Peace is prerequisite for progress
A few decades back, politics used to generate a lot of interest. People used to look towards what the...
A few decades back, politics used to generate a lot of interest. People used to look towards what the politicians would say on various issues, what promises they would make and discuss their performance as well. But with technology growing in leaps and bounds, the debates have touched a new low, both in the legislative bodies and in the media.
One does not witness discussion any more. Its disruption and it appears that the participants are born disruptors. Even cacophony would be a very small word to describe the noise that is generated on every issue including subjects like national security.
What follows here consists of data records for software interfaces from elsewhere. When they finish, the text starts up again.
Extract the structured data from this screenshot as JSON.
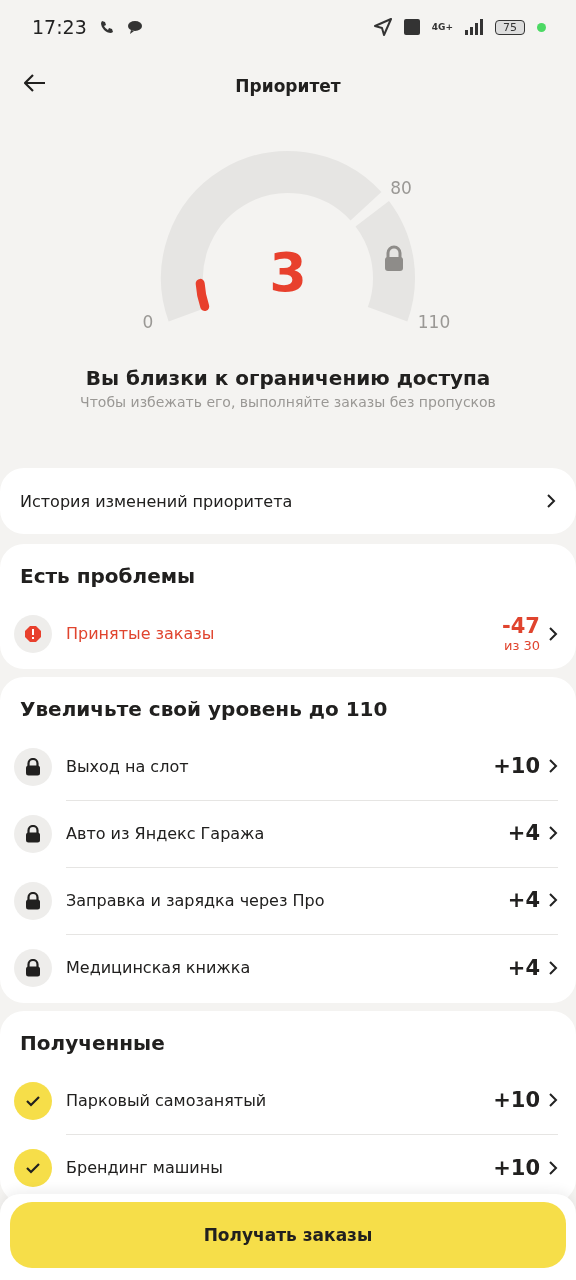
{
  "status_bar": {
    "time": "17:23",
    "network": "4G+",
    "battery": "75"
  },
  "header": {
    "title": "Приоритет"
  },
  "gauge": {
    "value": "3",
    "min_label": "0",
    "threshold_label": "80",
    "max_label": "110"
  },
  "status": {
    "title": "Вы близки к ограничению доступа",
    "subtitle": "Чтобы избежать его, выполняйте заказы без пропусков"
  },
  "history_link": "История изменений приоритета",
  "sections": [
    {
      "title": "Есть проблемы",
      "items": [
        {
          "kind": "problem",
          "label": "Принятые заказы",
          "value": "-47",
          "note": "из 30"
        }
      ]
    },
    {
      "title": "Увеличьте свой уровень до 110",
      "items": [
        {
          "kind": "locked",
          "label": "Выход на слот",
          "value": "+10"
        },
        {
          "kind": "locked",
          "label": "Авто из Яндекс Гаража",
          "value": "+4"
        },
        {
          "kind": "locked",
          "label": "Заправка и зарядка через Про",
          "value": "+4"
        },
        {
          "kind": "locked",
          "label": "Медицинская книжка",
          "value": "+4"
        }
      ]
    },
    {
      "title": "Полученные",
      "items": [
        {
          "kind": "done",
          "label": "Парковый самозанятый",
          "value": "+10"
        },
        {
          "kind": "done",
          "label": "Брендинг машины",
          "value": "+10"
        }
      ]
    }
  ],
  "action_button": "Получать заказы"
}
In the late eighties, there used to be a small brigade in the legislatures for every party and they were known as shouting brigade who used to exercise their lung power in extreme situations. But today majority of the elected representatives belong to this brigade. During the discussions in the media, it is a virtual fight between the anchor and participants and they believe in accusing each other in the loudest possible tone and choicest epithets rather than the subject matter.
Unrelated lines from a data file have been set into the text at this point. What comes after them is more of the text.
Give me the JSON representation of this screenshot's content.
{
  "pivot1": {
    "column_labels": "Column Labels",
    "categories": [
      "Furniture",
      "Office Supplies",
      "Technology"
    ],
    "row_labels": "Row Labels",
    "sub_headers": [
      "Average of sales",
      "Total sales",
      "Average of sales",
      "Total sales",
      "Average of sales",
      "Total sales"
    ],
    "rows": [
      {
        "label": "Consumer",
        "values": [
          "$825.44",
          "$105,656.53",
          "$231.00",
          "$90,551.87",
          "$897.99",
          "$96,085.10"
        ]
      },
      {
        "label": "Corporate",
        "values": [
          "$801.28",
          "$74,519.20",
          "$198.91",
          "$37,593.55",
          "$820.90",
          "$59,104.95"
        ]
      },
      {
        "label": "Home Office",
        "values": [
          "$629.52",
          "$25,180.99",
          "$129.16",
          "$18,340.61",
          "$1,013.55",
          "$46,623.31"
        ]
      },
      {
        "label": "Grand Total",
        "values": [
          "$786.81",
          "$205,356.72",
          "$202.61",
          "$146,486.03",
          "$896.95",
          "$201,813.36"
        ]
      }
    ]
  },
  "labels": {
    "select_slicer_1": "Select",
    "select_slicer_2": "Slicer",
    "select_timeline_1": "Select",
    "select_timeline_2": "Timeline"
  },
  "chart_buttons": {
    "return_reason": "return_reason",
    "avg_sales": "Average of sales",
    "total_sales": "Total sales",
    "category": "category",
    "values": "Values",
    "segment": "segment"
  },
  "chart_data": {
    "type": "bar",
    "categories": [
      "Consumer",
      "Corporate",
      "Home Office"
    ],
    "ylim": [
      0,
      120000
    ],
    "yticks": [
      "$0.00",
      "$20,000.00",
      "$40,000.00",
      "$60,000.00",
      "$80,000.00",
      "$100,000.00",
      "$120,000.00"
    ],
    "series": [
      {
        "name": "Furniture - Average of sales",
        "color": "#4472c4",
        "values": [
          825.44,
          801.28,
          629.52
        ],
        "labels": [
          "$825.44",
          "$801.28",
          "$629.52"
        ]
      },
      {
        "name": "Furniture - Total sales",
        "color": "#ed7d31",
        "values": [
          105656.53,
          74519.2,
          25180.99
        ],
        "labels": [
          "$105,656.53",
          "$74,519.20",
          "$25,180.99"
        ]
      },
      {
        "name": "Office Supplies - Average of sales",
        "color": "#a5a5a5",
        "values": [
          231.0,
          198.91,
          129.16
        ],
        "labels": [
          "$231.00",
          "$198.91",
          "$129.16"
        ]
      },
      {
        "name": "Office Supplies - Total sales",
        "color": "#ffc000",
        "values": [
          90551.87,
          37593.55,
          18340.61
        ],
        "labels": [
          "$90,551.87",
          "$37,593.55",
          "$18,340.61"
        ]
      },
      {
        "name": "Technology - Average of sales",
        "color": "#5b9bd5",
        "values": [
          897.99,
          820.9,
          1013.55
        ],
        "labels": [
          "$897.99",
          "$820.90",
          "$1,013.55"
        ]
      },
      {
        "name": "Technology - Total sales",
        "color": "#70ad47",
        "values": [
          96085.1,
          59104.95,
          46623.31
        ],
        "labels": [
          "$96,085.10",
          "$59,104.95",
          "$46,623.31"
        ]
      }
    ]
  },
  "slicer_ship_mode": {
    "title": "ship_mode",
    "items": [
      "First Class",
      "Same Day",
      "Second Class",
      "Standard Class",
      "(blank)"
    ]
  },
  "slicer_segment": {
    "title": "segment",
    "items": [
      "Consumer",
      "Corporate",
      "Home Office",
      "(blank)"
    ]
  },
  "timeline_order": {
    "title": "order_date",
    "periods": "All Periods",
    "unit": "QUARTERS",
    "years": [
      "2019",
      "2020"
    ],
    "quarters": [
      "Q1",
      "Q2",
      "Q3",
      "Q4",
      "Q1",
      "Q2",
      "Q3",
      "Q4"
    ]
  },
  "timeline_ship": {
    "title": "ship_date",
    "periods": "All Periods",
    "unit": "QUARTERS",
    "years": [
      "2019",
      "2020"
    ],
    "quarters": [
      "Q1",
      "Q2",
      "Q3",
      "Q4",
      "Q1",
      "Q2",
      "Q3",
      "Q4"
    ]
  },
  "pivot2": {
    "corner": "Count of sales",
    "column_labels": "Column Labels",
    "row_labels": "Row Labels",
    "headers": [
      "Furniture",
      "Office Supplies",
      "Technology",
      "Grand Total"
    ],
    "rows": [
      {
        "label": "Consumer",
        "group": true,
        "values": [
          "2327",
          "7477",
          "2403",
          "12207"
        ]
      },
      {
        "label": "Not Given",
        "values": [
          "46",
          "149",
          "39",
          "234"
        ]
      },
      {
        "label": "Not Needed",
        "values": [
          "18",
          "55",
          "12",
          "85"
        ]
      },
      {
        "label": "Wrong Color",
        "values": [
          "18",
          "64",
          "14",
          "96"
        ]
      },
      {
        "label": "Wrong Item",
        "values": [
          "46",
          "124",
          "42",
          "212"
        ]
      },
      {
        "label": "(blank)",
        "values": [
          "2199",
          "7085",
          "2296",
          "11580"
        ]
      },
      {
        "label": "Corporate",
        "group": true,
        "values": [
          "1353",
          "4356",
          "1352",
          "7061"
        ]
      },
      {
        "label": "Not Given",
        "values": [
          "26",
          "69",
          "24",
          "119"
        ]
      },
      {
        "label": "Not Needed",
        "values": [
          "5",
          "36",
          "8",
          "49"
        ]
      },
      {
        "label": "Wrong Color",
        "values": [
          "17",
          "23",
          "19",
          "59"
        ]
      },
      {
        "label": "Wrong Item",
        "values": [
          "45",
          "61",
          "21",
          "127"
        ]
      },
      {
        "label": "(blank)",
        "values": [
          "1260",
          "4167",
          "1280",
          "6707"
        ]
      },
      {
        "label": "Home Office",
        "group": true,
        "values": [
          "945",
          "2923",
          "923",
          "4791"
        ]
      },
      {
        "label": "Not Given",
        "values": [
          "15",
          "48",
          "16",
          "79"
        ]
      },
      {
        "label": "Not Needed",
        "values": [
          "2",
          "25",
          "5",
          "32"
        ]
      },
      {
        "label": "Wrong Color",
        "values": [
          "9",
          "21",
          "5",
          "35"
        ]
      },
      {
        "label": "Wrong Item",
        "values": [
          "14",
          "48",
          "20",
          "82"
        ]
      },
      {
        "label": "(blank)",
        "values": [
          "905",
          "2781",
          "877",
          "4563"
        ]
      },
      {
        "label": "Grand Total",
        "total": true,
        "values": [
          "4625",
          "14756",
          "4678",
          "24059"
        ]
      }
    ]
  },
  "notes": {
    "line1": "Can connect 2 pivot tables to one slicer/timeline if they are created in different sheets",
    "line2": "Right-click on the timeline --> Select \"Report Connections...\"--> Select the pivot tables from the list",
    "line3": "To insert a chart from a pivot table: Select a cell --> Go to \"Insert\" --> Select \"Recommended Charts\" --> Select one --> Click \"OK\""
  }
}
The Vice President of India M Venkaiah Naidu who is a very seasoned politician and a great orator had rightly pointed out from international forum University of Peace, San Jose, Costa Rica on March 8 that the 21st century has been described as a paradoxical epoch that is at once full of hope for peaceful co-existence but is also full of possibilities of conflict.
But the world is filled with bitterness and some distortions and erroneous perceptions are gaining around. He said that one should guard against the aberrations that have tended to creep in the society. Ill-informed opinions and attitudes need to be altered through wider dissemination of the real significance of the tents of great people like Swami Vivekananda.
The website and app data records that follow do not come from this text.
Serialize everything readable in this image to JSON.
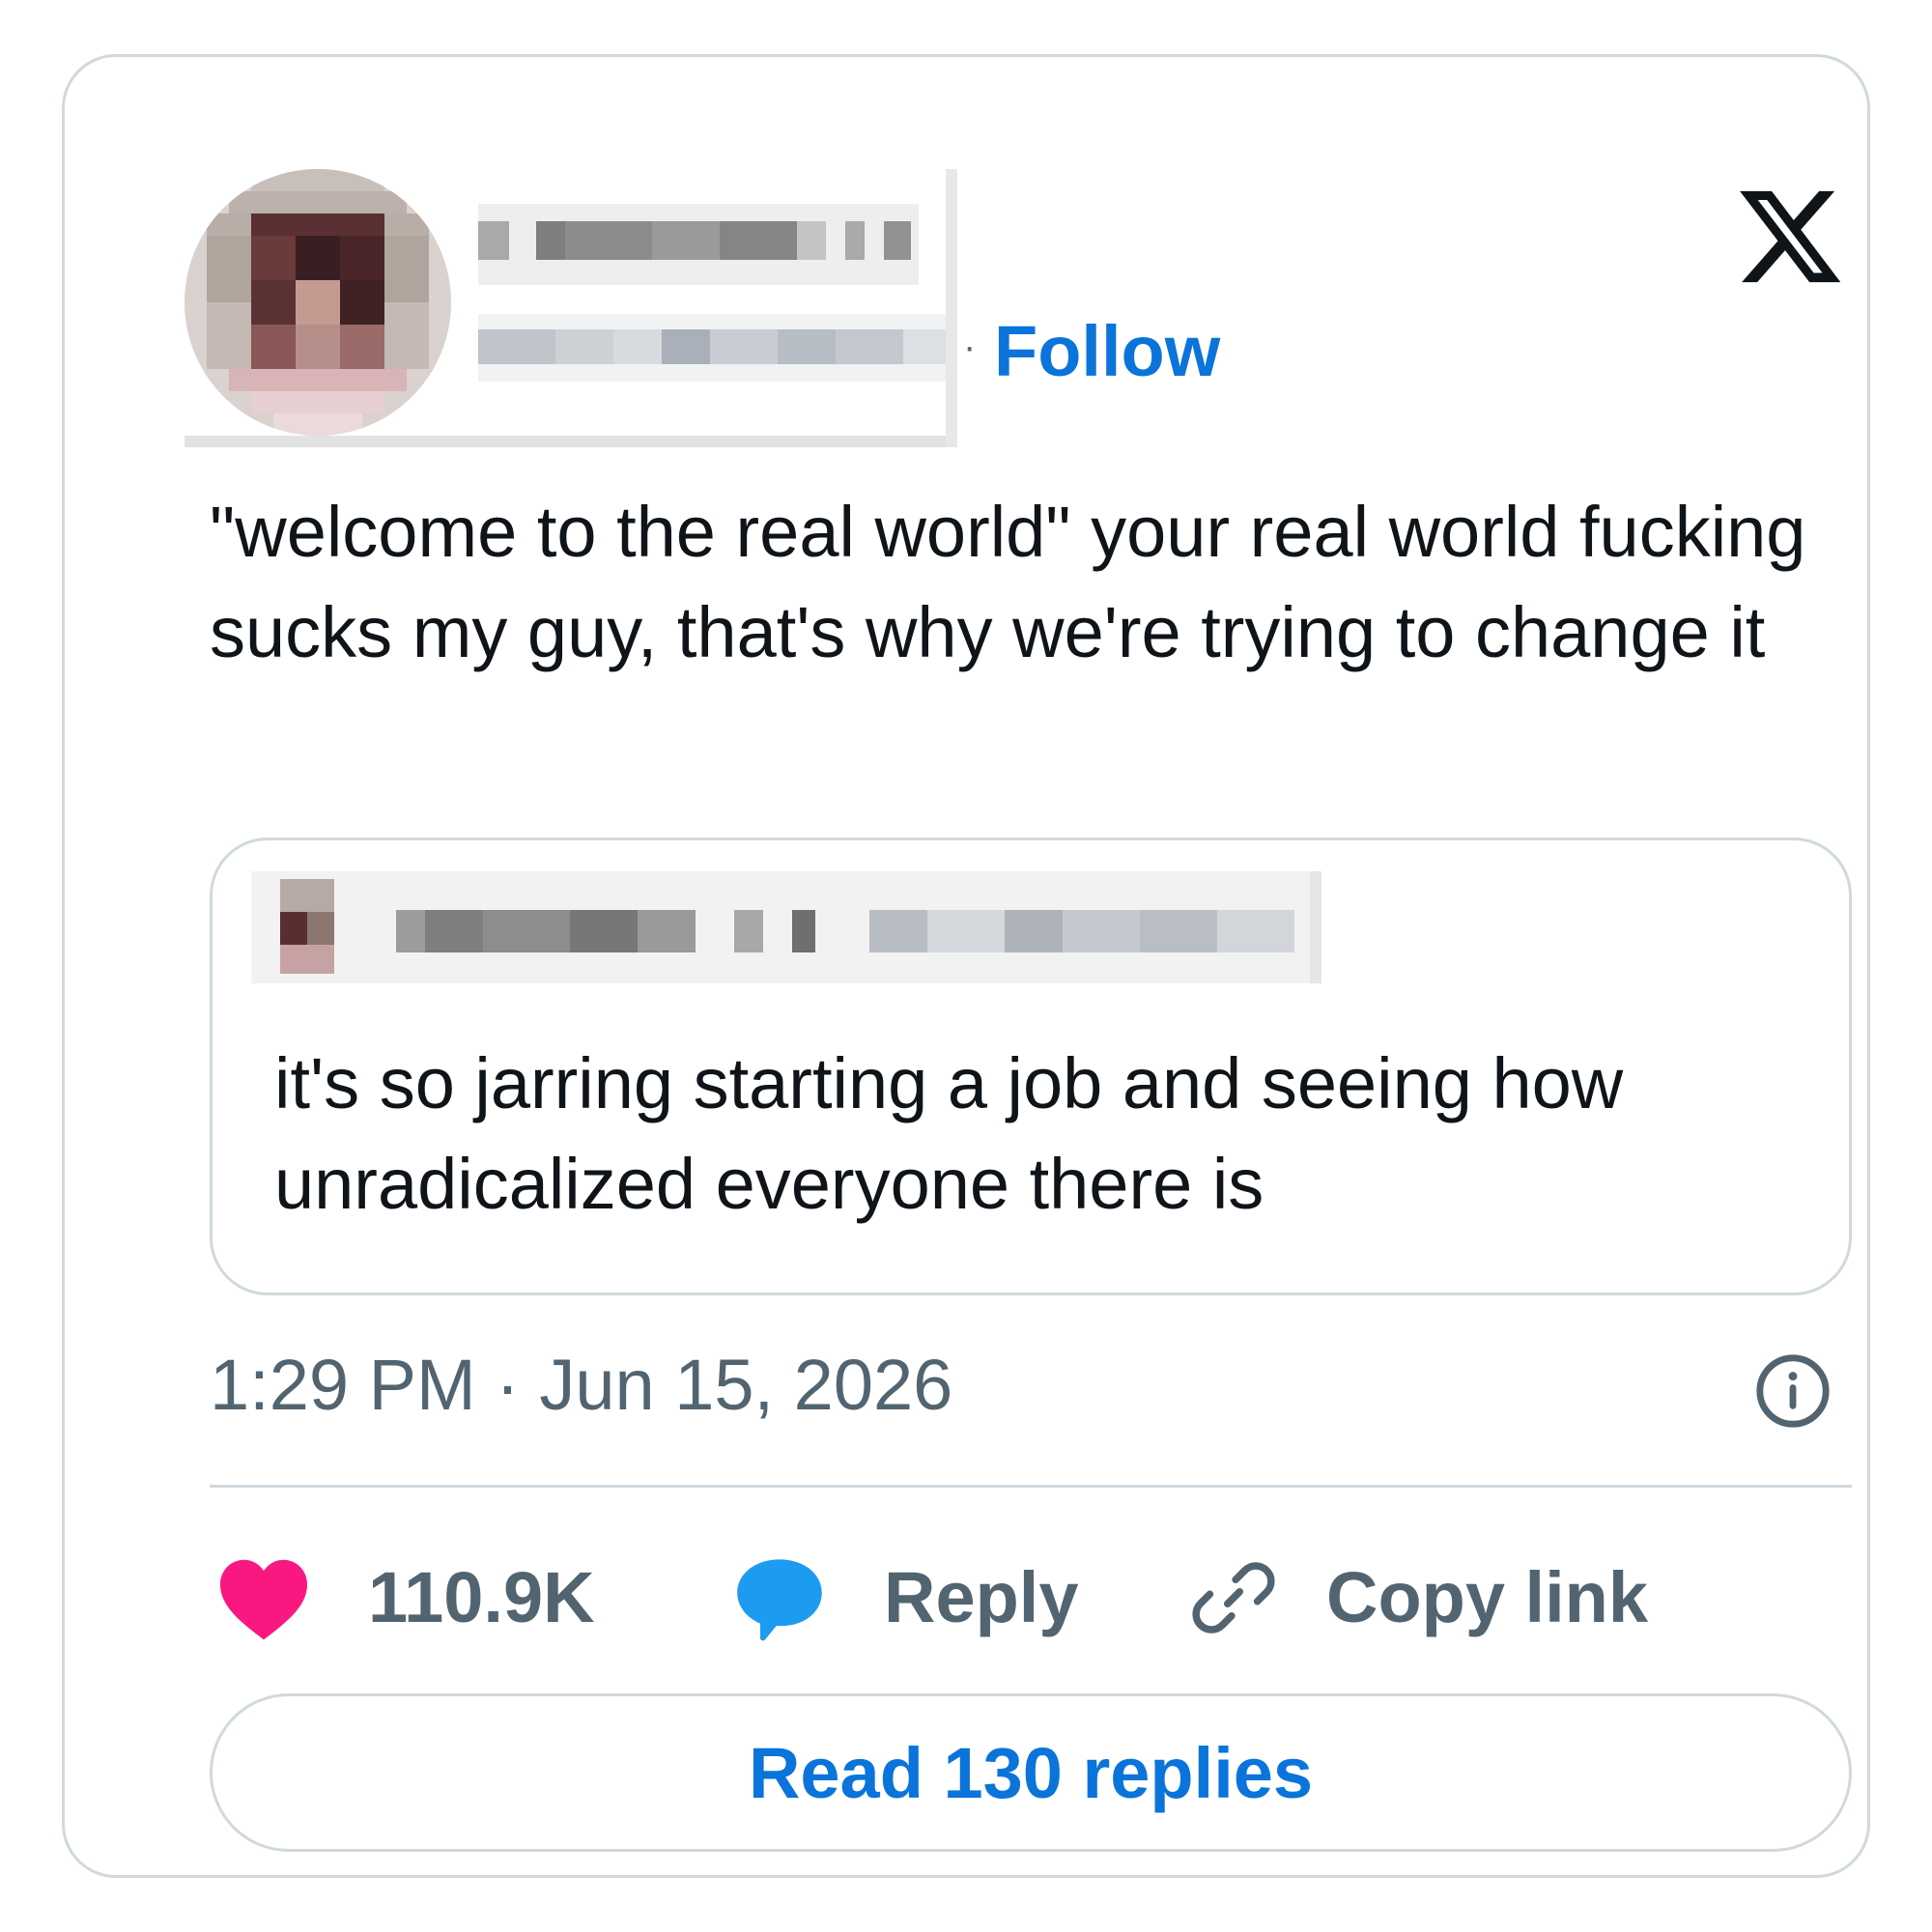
{
  "author": {
    "follow_label": "Follow",
    "separator": "·",
    "avatar_icon": "avatar-pixelated"
  },
  "platform_logo": "x-logo",
  "tweet": {
    "text": "\"welcome to the real world\" your real world fucking sucks my guy, that's why we're trying to change it"
  },
  "quoted_tweet": {
    "text": "it's so jarring starting a job and seeing how unradicalized everyone there is"
  },
  "meta": {
    "time": "1:29 PM",
    "separator": " · ",
    "date": "Jun 15, 2026",
    "info_icon": "info-icon"
  },
  "actions": {
    "like_count": "110.9K",
    "reply_label": "Reply",
    "copy_link_label": "Copy link"
  },
  "read_replies_label": "Read 130 replies",
  "colors": {
    "accent_blue": "#0a74da",
    "like_pink": "#f91880",
    "reply_blue": "#1d9bf0",
    "muted_text": "#536471",
    "border": "#cfd9de",
    "text": "#0f1419"
  }
}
If one thinks that the aberrations will be corrected by opting for one party or the other, it would never happen because there is no maturity even among the politicians since the criteria to be a public representative depend on various factors more than their ability of governance. Votes are sought in the name of caste and parties feel that fielding a person of a particular caste which is predominant in a particular constituency would help them get votes.
People also say, 'yes let us vote for him because he is our man'. But then once they get elected, there is no trace of these leaders working for changing the conditions of those who voted for him. And the cycle of seeking votes on basis of caste continues. The voters don't even ask him for his progress card. They never question him as to how many times he spoke in the legislative bodies about their issues and why he failed to fulfill the promises he had made and ask him about his plans for the next five years.
To quote the Vice President, the key ingredients of good governance are meaningful dialogue with the people and their active participation. This is also the essence of the democracy where the voice of people finds the best articulation. India has a long history of grassroot level village organisations called Sabhas and Samitis and associations. These are fora of grassroot level democracy.
Strengthening these fora of discussion, debate and incorporation of the voice of people in policy making creates a favourable environment for peace to thrive. Simultaneously, enforcing the rule of law, creating speedy objective systems of judicial redressal can enhance public satisfaction and reduce conflicts. Credible elections can reinforce the faith of public at large in democratic institutions and convince them that the ballot is more powerful than the bullet.
Peace is synonymous with development and civilised existence and is the basic prerequisite for progress. But unfortunately, this time particularly in the two Telugu States, all out efforts are on to see that peace is disturbed to satisfy the ego of the leaders who want to come to power and those who want to retain power.